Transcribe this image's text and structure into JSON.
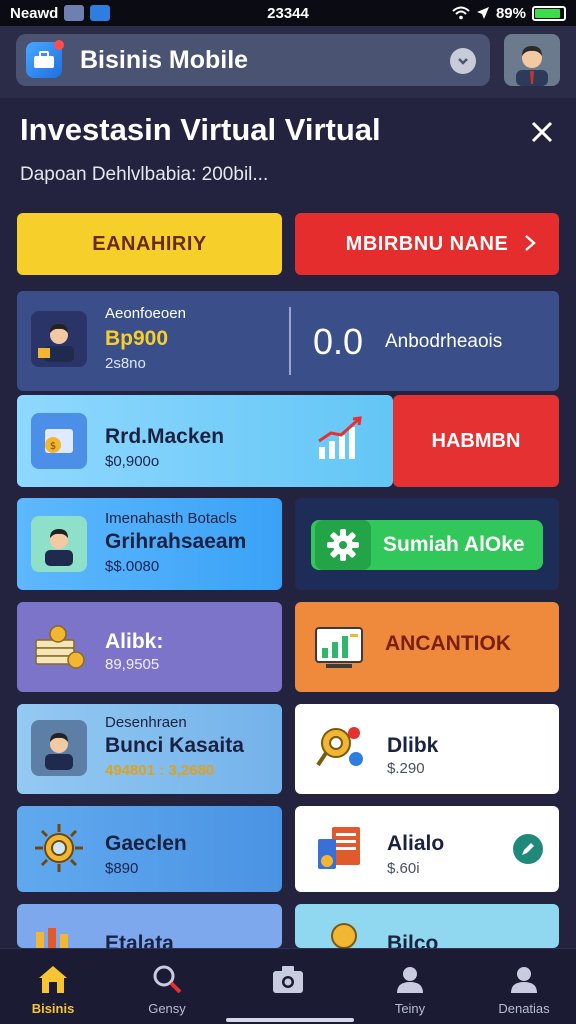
{
  "status_bar": {
    "carrier": "Neawd",
    "time": "23344",
    "battery": "89%",
    "battery_level": 0.89
  },
  "header": {
    "app_title": "Bisinis Mobile",
    "logo_icon": "briefcase-icon",
    "avatar": "user-avatar"
  },
  "page": {
    "title": "Investasin Virtual Virtual",
    "subtitle": "Dapoan Dehlvlbabia: 200bil...",
    "close_icon": "close-icon"
  },
  "actions": {
    "primary_label": "EANAHIRIY",
    "secondary_label": "MBIRBNU NANE"
  },
  "balance": {
    "label": "Aeonfoeoen",
    "amount": "Bp900",
    "sub": "2s8no",
    "value": "0.0",
    "side_label": "Anbodrheaois"
  },
  "cards": [
    {
      "title": "Rrd.Macken",
      "sub": "$0,900o",
      "action": "HABMBN"
    },
    {
      "label": "Imenahasth Botacls",
      "title": "Grihrahsaeam",
      "sub": "$$.0080",
      "button": "Sumiah AlOke"
    },
    {
      "title": "Alibk:",
      "sub": "89,9505",
      "right_title": "ANCANTIOK"
    },
    {
      "label": "Desenhraen",
      "title": "Bunci Kasaita",
      "sub": "494801 : 3,2680",
      "right_title": "Dlibk",
      "right_sub": "$.290"
    },
    {
      "title": "Gaeclen",
      "sub": "$890",
      "right_title": "Alialo",
      "right_sub": "$.60i"
    },
    {
      "title": "Etalata",
      "right_title": "Bilco"
    }
  ],
  "bottom_nav": [
    {
      "label": "Bisinis",
      "icon": "home-icon",
      "active": true
    },
    {
      "label": "Gensy",
      "icon": "search-icon",
      "active": false
    },
    {
      "label": "",
      "icon": "camera-icon",
      "active": false
    },
    {
      "label": "Teiny",
      "icon": "profile-icon",
      "active": false
    },
    {
      "label": "Denatias",
      "icon": "account-icon",
      "active": false
    }
  ],
  "colors": {
    "background": "#23233f",
    "primary_yellow": "#f7cf2b",
    "primary_red": "#e52d2d",
    "success_green": "#32c75a",
    "accent_orange": "#ef8a3c",
    "nav_active": "#f7c531"
  }
}
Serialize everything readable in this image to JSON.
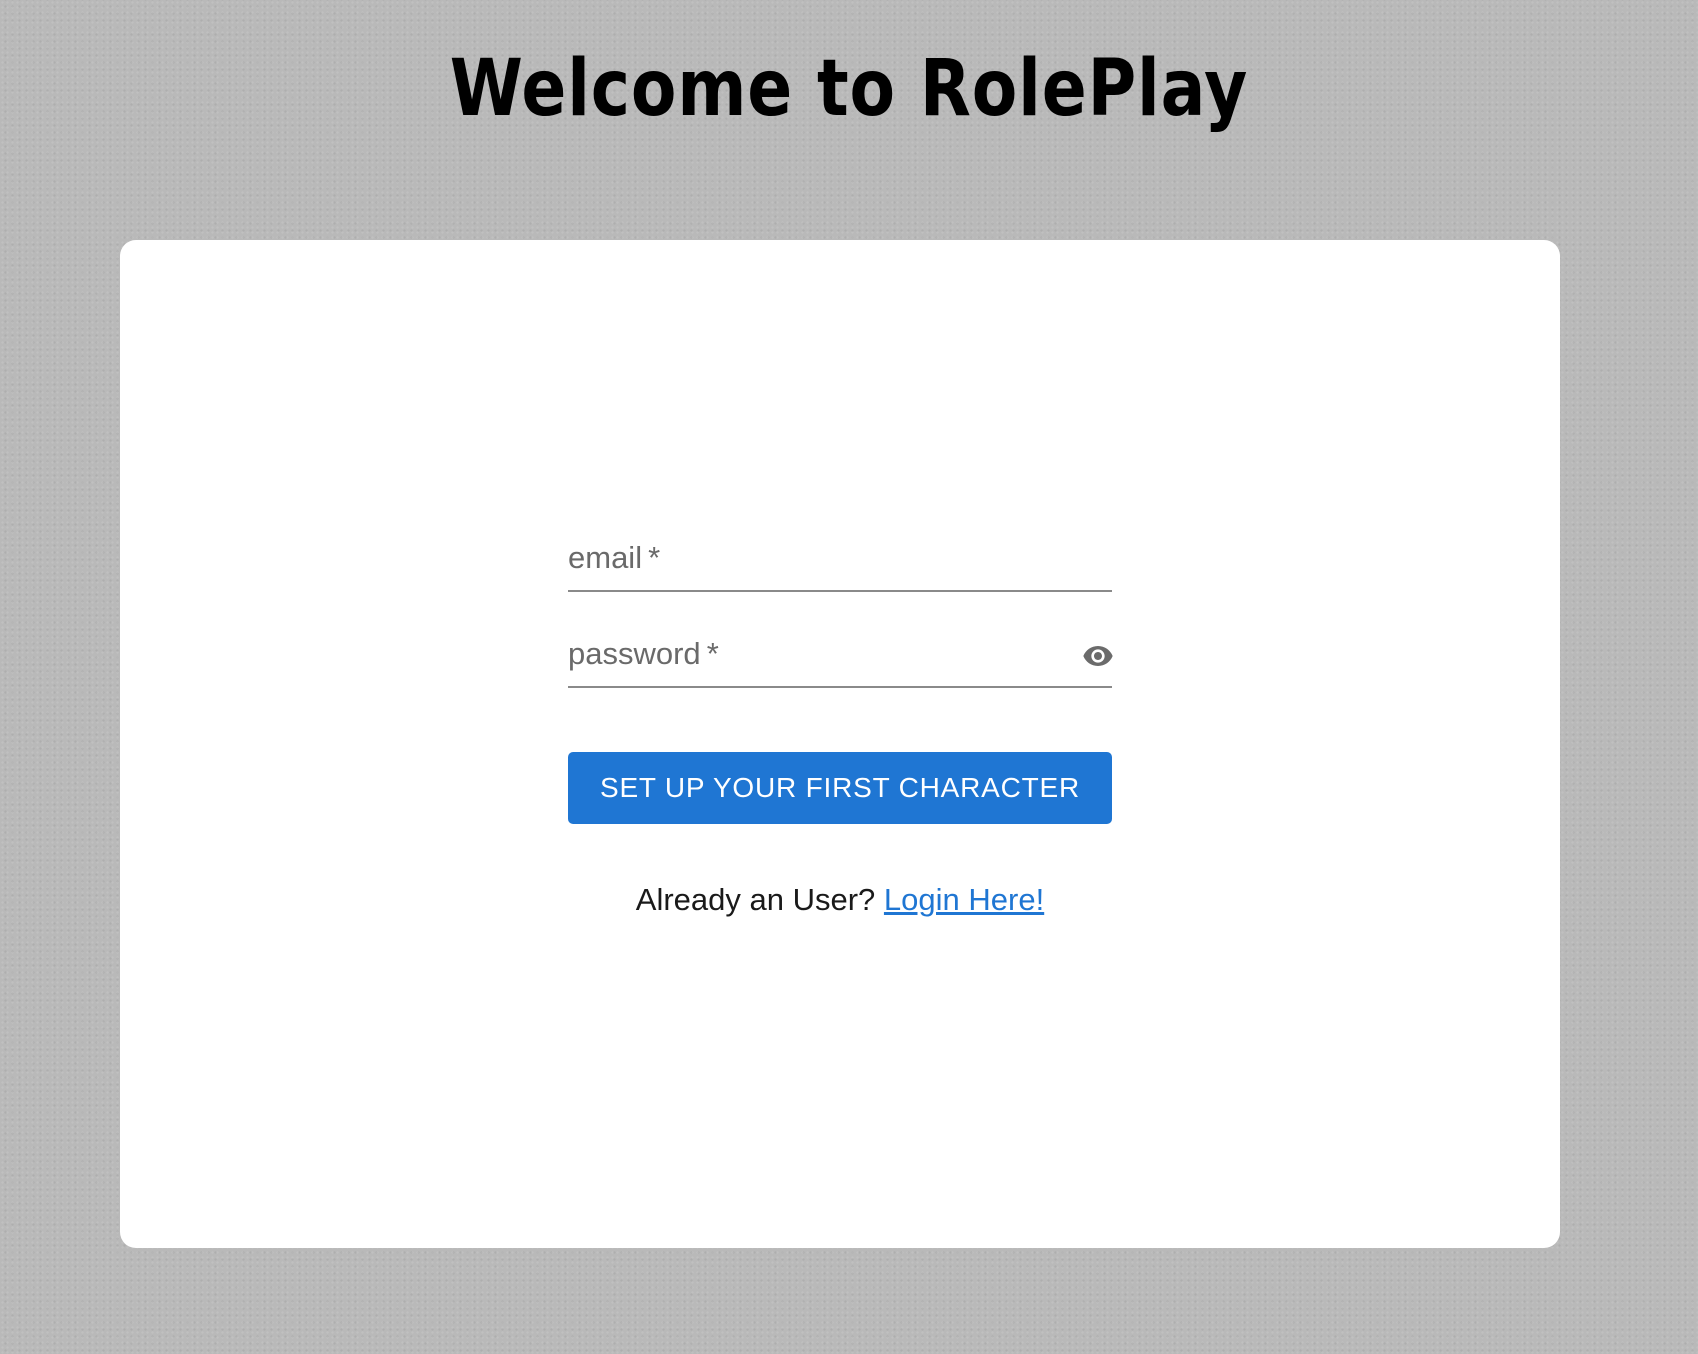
{
  "header": {
    "title": "Welcome to RolePlay"
  },
  "form": {
    "email_label": "email",
    "password_label": "password",
    "required_marker": "*",
    "email_value": "",
    "password_value": "",
    "visibility_icon": "eye-icon",
    "submit_label": "SET UP YOUR FIRST CHARACTER"
  },
  "footer": {
    "prompt": "Already an User?",
    "link_label": "Login Here!"
  },
  "colors": {
    "background": "#b9b9b9",
    "card": "#ffffff",
    "accent": "#1f76d3",
    "label": "#6a6a6a",
    "underline": "#8a8a8a"
  }
}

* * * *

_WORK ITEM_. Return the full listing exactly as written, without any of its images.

_ANSWER BOX_.
Transcribe this image's text and structure into JSON.
{
  "status_bar": {
    "carrier": "Neawd",
    "time": "23344",
    "battery": "89%",
    "battery_level": 0.89
  },
  "header": {
    "app_title": "Bisinis Mobile",
    "logo_icon": "briefcase-icon",
    "avatar": "user-avatar"
  },
  "page": {
    "title": "Investasin Virtual Virtual",
    "subtitle": "Dapoan Dehlvlbabia: 200bil...",
    "close_icon": "close-icon"
  },
  "actions": {
    "primary_label": "EANAHIRIY",
    "secondary_label": "MBIRBNU NANE"
  },
  "balance": {
    "label": "Aeonfoeoen",
    "amount": "Bp900",
    "sub": "2s8no",
    "value": "0.0",
    "side_label": "Anbodrheaois"
  },
  "cards": [
    {
      "title": "Rrd.Macken",
      "sub": "$0,900o",
      "action": "HABMBN"
    },
    {
      "label": "Imenahasth Botacls",
      "title": "Grihrahsaeam",
      "sub": "$$.0080",
      "button": "Sumiah AlOke"
    },
    {
      "title": "Alibk:",
      "sub": "89,9505",
      "right_title": "ANCANTIOK"
    },
    {
      "label": "Desenhraen",
      "title": "Bunci Kasaita",
      "sub": "494801 : 3,2680",
      "right_title": "Dlibk",
      "right_sub": "$.290"
    },
    {
      "title": "Gaeclen",
      "sub": "$890",
      "right_title": "Alialo",
      "right_sub": "$.60i"
    },
    {
      "title": "Etalata",
      "right_title": "Bilco"
    }
  ],
  "bottom_nav": [
    {
      "label": "Bisinis",
      "icon": "home-icon",
      "active": true
    },
    {
      "label": "Gensy",
      "icon": "search-icon",
      "active": false
    },
    {
      "label": "",
      "icon": "camera-icon",
      "active": false
    },
    {
      "label": "Teiny",
      "icon": "profile-icon",
      "active": false
    },
    {
      "label": "Denatias",
      "icon": "account-icon",
      "active": false
    }
  ],
  "colors": {
    "background": "#23233f",
    "primary_yellow": "#f7cf2b",
    "primary_red": "#e52d2d",
    "success_green": "#32c75a",
    "accent_orange": "#ef8a3c",
    "nav_active": "#f7c531"
  }
}
Serialize everything readable in this image to JSON.
{
  "header": {
    "title": "Welcome to RolePlay"
  },
  "form": {
    "email_label": "email",
    "password_label": "password",
    "required_marker": "*",
    "email_value": "",
    "password_value": "",
    "visibility_icon": "eye-icon",
    "submit_label": "SET UP YOUR FIRST CHARACTER"
  },
  "footer": {
    "prompt": "Already an User?",
    "link_label": "Login Here!"
  },
  "colors": {
    "background": "#b9b9b9",
    "card": "#ffffff",
    "accent": "#1f76d3",
    "label": "#6a6a6a",
    "underline": "#8a8a8a"
  }
}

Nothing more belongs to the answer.